A colleague of mine once wondered aloud, after seeing the poster of Kali I had brought from India, how it was anyone could worship such a wholly despicable image.
It seems a fair question on its face. The image is undoubtedly despicable. A wild-haired, bare-breasted goddess, tongue dripping blood, brandishes a man’s severed head along with the blade with which she cut it. Around her neck is a garland of skulls. Her skirt is not of grass but the limbs of her victims, who have fallen dead at her feet.
To be fair, my colleague was not playing at scholarly criticism with his comment, which had no depth. Still, in his consternation, there was an implied distinction — that the image was foreign, certainly, but also barbaric, perhaps even inferior.
But then, what is the crucifix if not a depiction of murder? And not just murder, but gruesome torture. Nails have been driven through a man’s hands and feet. He has been stabbed. Blood weeps from his forehead onto which a crown of thorns has been forced. He is exposed, dangling as naked as Kali, his head bowed in suffering.
The dance of Kali and Christ on the cross are two ends of the same swinging pendulum — suffering and its cause. Through their depictions, we are invited to contemplate both our lot and our escape from it: salvation.
That’s not to say there is no difference. The Christian symbol, especially with its foundation in original sin, seems almost to rebuke. Look what you made him do. Now, don’t you feel terrible?
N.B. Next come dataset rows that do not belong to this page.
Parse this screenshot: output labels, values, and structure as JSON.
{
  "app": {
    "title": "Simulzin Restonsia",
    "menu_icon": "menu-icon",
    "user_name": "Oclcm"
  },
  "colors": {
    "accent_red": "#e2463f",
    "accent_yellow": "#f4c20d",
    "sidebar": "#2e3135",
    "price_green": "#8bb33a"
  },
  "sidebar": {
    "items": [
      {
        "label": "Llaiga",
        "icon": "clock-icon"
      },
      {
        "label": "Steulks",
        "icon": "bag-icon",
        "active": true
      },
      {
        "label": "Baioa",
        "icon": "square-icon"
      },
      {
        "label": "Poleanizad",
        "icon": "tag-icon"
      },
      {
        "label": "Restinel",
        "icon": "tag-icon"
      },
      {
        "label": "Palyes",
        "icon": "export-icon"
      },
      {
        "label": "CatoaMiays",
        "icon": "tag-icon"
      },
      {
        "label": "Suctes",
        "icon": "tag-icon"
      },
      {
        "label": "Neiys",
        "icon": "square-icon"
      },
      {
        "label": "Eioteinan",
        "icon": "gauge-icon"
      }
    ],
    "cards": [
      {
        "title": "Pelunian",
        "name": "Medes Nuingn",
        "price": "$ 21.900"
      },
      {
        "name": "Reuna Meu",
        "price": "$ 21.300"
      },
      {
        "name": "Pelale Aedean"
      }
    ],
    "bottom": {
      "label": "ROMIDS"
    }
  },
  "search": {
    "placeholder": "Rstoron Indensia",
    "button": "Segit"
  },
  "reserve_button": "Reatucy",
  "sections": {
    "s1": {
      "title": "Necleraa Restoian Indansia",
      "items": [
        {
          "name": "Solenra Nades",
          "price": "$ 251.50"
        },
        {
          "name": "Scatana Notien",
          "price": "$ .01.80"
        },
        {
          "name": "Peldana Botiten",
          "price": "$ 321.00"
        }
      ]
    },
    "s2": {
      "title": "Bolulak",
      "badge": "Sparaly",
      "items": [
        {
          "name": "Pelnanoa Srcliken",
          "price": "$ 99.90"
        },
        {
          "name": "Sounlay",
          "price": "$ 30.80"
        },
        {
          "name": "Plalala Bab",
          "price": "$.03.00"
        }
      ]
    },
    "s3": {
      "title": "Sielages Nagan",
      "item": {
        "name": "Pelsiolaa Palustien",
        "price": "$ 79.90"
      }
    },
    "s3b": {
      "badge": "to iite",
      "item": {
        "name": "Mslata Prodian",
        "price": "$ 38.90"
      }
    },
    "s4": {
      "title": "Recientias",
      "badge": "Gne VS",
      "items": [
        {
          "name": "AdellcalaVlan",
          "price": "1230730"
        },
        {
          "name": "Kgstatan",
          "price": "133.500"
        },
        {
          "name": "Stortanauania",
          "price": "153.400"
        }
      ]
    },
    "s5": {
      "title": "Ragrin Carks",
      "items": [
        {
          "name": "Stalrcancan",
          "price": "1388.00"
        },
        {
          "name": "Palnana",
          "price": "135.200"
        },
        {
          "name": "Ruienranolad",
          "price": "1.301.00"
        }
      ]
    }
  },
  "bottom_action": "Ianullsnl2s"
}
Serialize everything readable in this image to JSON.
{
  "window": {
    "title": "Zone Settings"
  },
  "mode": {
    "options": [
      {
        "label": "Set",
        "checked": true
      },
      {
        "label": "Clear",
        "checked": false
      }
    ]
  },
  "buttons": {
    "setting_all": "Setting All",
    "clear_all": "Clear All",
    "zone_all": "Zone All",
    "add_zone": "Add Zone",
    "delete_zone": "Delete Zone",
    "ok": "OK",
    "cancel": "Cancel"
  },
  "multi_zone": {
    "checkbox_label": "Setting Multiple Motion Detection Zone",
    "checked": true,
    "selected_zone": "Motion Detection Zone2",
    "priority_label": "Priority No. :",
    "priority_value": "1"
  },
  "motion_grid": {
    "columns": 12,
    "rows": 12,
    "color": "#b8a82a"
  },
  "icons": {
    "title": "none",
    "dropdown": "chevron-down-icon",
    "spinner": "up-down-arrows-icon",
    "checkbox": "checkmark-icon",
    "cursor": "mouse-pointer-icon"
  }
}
Kali, on the other hand, dances through no fault of ours. She tramples everyone, rich and poor, saint and sinner alike. One of the figures at her feet is a god. In that sense, one can read into the carnage a message of universal camaraderie. Very few of us will be crucified, but all of us will suffer deprivation.
This seems to be the view people in the East have of Christianity — that it’s grim and punitive. If a Buddhist or Taoist is a bad person, they suffer consequences in the next life, but they are also given a chance to do better. If a Christian is a bad person, or even if she is a good person but simply not Christian, she suffers eternally.
Christians, of course, wouldn’t call themselves pessimists. They greet you with the words “Have you heard the good news?” But for an Easterner, it’s hard to take that news (of Jesus’ resurrection) as anything but a stay of execution for a crime they didn’t commit — gaslighting writ large.
I never really thought about it, how people in the East perceived Christianity, until I came across this passage from Osamu Dazai’s 1948 novel Ningen Shikkaku (“No Longer Human”), in which that pessimism is referenced offhand.
For context, the novel has nothing to do with Christianity or religion. This is simply an offhand remark made to the narrator, a Japanese man. It is not a remark of note. But that’s the point. By its very triviality, it reveals the unconscious image.
The book is excellent, by the way.